Through a poetic sense of light and color, I find an attraction to the atrocities brought on by Mother Nature and mankind. The contrasting beauty between the savagery of ruin and rebirth of destroyed lives creates a romantic idea of what once was there, conveying a different feeling for each person that witnesses the images. The loneliness and solitude is what drove me to document the apocalyptic scenes of Abkhazia, its people, and how they continue to suffer from the effects of war 15 years later.
The Images take us on a sinister, eerie tour of a country whose only existence centers around their military and patriotism. Alone and stagnant, Abkhazia struggles with the meaning of war and self-declared independence, clutching the ankles of Russia for support while shadowing themselves from the economic and social embargoes imposed on them from Georgia and the rest of the world.
The countries decaying skeleton is a physical manifestation to the pain and misery suffered by the Abkhaz people and their struggles to free themselves from the iron grip of a war long gone with Georgia. Abkhazia remains desolate and wounded, a dilapidated corpse left for dead. Only the internal sense of pride and joy can be seen through the military, their beacon of light and pride. Once the Riviera of the Caucus region, Abkhazia now caters to budget conscious Russians while struggling with their own sense of independence, crawling back to Mother Russia and into her womb in search of comfort and security, unable to recover from the economic disasters of a war long past.
Jason Andrew was born and raised on the coast of California where he spent his early years surfing and snowboarding while exploring the small coastal villages of Baja California. Upon graduating with a Bachelors Degree in History from San Diego State University, he began photographing for a small music label while teaching elementary school.
He later moved to NYC where he graduated from the 2006/07 Documentary Photography and Photojournalism program at the International Center of Photography where he interned with VII photographer James Nachtwey.
In 2008, he attended the Eddie Adams Workshop and his Jazzland series about an abandoned amusement park in New Orleans was selected for American Photography 24. In 2009, he was named a Magenta Emerging Photographer and is currently among the “Emerging Talents” of Reportage by Getty Images.
His clients and publications include AOL, Courrier International, Le Monde 2, National Geographic Books, New York Magazine, Transworld Surf and Ventiquattro.

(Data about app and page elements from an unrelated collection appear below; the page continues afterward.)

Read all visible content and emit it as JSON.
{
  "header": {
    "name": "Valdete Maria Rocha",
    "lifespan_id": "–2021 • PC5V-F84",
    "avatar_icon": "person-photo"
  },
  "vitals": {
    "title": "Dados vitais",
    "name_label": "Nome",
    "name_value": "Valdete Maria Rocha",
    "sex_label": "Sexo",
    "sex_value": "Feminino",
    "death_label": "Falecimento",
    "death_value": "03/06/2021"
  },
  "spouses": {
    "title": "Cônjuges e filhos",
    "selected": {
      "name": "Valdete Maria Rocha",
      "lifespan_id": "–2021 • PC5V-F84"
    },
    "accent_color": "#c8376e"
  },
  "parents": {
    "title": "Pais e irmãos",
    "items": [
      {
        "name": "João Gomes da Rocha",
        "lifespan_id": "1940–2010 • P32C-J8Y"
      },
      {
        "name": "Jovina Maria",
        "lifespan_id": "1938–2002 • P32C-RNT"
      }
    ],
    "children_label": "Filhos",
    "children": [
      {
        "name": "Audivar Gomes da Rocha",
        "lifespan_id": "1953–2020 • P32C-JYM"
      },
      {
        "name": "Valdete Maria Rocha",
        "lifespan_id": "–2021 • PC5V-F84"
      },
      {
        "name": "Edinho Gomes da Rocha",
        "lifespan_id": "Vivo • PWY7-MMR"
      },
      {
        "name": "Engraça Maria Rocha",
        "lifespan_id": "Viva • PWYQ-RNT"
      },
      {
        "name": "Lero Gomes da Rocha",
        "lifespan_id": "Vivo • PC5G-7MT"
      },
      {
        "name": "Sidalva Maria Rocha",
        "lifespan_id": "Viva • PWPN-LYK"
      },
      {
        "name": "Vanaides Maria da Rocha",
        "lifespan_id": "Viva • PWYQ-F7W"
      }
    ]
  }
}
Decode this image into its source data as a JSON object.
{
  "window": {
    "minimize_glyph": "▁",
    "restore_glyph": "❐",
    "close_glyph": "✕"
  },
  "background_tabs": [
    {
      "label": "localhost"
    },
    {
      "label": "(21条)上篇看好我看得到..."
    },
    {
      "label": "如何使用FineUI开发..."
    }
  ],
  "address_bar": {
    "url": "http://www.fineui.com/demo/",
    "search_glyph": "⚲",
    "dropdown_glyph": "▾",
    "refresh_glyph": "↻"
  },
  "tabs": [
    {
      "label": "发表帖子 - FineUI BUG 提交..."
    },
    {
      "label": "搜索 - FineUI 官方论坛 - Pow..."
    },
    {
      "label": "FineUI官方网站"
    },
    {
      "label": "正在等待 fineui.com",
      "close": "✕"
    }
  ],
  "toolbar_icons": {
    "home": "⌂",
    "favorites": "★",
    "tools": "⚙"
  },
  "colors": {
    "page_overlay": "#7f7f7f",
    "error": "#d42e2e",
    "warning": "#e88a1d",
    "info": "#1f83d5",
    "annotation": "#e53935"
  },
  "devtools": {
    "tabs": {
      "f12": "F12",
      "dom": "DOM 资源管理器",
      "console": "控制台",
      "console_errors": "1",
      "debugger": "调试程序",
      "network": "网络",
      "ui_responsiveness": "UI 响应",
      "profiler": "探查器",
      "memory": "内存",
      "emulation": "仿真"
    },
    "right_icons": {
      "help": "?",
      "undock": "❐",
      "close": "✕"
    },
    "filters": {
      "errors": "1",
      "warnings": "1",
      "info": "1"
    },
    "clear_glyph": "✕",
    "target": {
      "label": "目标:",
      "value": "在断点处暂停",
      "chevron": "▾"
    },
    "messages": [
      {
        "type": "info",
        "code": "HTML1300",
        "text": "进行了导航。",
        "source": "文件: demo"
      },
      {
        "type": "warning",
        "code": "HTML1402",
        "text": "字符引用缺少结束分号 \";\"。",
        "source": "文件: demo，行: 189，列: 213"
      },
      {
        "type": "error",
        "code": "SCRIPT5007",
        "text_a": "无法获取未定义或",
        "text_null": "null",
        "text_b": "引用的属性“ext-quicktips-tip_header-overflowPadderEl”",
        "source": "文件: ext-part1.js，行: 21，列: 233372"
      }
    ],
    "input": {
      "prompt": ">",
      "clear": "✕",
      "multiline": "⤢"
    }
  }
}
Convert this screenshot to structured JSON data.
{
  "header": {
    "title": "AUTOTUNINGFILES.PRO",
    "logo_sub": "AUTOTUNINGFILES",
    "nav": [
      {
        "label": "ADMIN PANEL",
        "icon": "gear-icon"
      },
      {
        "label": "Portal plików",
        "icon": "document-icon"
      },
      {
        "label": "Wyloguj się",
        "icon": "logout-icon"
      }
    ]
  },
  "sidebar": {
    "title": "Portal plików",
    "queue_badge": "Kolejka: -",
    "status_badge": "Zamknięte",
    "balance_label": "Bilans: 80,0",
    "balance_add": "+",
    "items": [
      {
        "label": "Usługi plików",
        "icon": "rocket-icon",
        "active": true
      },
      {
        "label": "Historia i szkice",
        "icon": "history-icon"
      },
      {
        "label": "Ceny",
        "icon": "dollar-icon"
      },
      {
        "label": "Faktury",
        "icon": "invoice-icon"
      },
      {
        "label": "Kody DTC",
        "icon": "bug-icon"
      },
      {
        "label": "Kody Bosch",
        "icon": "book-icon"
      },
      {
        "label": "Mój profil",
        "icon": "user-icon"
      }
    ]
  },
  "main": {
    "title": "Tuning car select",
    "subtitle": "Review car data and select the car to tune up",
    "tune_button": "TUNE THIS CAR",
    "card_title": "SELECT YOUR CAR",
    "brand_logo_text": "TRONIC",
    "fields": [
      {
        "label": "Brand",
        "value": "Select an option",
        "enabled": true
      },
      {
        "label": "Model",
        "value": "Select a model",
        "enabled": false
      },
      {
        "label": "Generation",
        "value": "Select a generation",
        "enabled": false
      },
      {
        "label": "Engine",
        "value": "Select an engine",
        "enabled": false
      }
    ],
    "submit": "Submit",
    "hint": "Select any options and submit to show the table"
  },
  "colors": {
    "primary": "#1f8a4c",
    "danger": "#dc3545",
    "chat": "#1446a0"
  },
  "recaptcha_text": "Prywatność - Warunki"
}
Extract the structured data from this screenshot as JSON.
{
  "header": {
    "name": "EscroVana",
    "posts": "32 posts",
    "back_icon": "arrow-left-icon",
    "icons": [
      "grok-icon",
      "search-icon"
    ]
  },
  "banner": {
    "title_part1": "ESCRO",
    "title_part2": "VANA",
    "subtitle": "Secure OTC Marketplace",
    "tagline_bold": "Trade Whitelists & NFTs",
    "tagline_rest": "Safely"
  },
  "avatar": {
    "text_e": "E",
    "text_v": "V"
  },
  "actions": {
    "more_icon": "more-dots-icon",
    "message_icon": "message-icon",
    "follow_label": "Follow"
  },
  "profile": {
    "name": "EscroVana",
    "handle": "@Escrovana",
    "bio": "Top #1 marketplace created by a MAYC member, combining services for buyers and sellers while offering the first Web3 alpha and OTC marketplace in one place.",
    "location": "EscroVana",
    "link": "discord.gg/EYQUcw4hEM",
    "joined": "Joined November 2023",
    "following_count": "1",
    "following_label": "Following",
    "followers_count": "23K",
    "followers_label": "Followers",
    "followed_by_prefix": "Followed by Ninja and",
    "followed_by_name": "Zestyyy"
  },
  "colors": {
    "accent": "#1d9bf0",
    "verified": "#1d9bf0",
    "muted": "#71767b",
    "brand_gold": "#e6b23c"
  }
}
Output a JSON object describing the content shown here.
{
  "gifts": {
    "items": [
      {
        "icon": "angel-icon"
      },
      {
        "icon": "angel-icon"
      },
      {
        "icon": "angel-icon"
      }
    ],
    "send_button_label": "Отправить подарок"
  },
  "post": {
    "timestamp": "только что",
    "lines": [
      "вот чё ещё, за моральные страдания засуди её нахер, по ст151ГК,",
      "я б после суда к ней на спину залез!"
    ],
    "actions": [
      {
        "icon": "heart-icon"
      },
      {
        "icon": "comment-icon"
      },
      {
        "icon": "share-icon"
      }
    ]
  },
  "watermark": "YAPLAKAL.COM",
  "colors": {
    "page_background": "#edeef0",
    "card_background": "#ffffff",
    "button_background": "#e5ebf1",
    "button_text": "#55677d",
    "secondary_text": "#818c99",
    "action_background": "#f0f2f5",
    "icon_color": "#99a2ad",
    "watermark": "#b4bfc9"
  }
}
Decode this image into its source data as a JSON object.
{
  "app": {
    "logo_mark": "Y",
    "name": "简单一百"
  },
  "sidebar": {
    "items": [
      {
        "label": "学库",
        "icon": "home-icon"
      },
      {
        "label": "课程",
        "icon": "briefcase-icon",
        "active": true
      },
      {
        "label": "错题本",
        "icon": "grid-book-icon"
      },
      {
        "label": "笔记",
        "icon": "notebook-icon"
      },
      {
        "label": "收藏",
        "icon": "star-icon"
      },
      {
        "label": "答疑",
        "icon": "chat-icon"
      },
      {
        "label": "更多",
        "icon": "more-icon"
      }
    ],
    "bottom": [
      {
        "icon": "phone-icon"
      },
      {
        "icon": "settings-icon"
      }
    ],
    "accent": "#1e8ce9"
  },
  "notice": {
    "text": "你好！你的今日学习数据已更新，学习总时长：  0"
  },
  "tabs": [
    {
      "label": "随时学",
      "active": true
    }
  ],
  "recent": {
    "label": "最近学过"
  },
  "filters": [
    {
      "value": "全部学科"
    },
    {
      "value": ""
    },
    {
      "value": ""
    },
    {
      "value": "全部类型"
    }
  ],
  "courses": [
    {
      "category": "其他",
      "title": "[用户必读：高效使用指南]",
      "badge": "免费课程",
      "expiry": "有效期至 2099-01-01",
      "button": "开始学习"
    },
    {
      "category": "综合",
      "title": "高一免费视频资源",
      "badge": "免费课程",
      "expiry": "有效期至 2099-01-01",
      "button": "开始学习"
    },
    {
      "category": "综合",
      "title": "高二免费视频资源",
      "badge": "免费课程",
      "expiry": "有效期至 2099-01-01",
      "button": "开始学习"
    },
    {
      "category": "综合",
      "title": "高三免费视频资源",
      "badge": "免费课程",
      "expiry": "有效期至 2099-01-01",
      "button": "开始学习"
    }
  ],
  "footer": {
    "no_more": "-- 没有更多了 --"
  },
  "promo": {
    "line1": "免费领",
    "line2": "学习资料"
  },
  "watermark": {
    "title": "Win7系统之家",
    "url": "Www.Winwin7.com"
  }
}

Editor’s Note: Please only one comment per person under this essay.. Further discussions should take place under Dialogue..
Many thanks… david alan harvey